Drellich reported that a Red Sox employee told him that “people are livid” over the fact that those making $100K are being treated the same way as those making $500K. And, yes, that does seem to be a pretty wide spread for similar pay cuts. One would think that a team with as many analytically-oriented people on staff could perhaps break things down a bit more granularly.
Notable in all of this that the same folks who own the Red Sox — Fenway Sports Group — own Liverpool FC of the English Premier League, and that just last month Liverpool’s pay cut/employee furlough policies proved so unpopular that they led to a backlash and a subsequent reversal by the club. That came after intense criticism from Liverpool fan groups and local politicians. Sox owner John Henry must be confident that no such backlash will happen in Boston.

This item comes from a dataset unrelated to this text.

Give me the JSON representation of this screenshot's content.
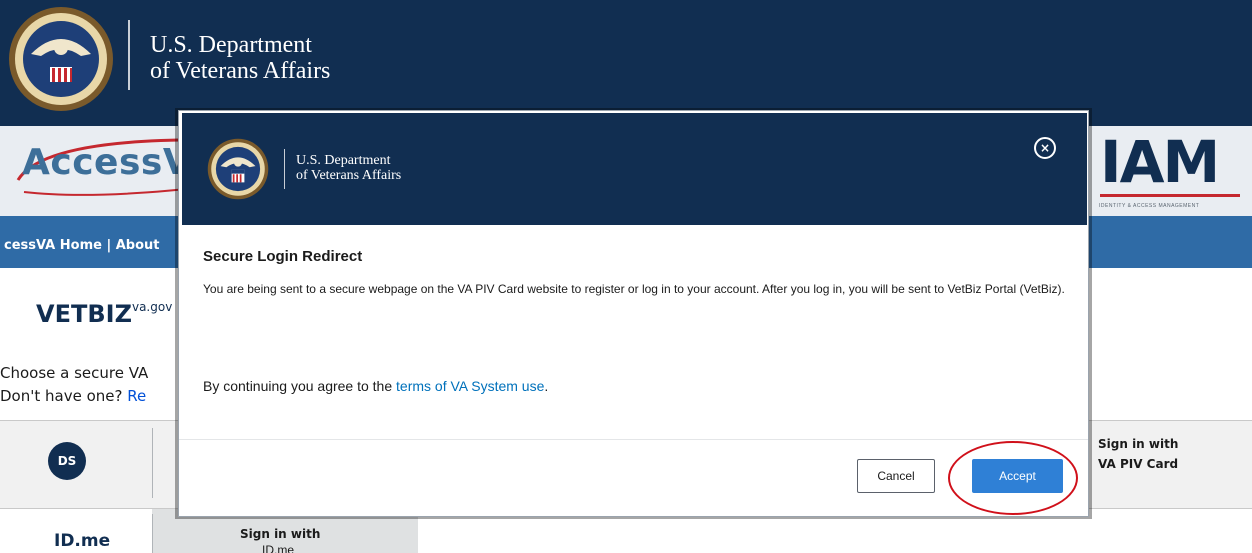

As we noted yesterday, The Kansas City Royals, who are not as financially successful as the Boston Red Sox, have not furloughed employees or cut pay as a result of baseball’s shutdown in the wake of the COVID-19 pandemic. Perhaps someone in Boston could call the Royals and ask them how they managed that.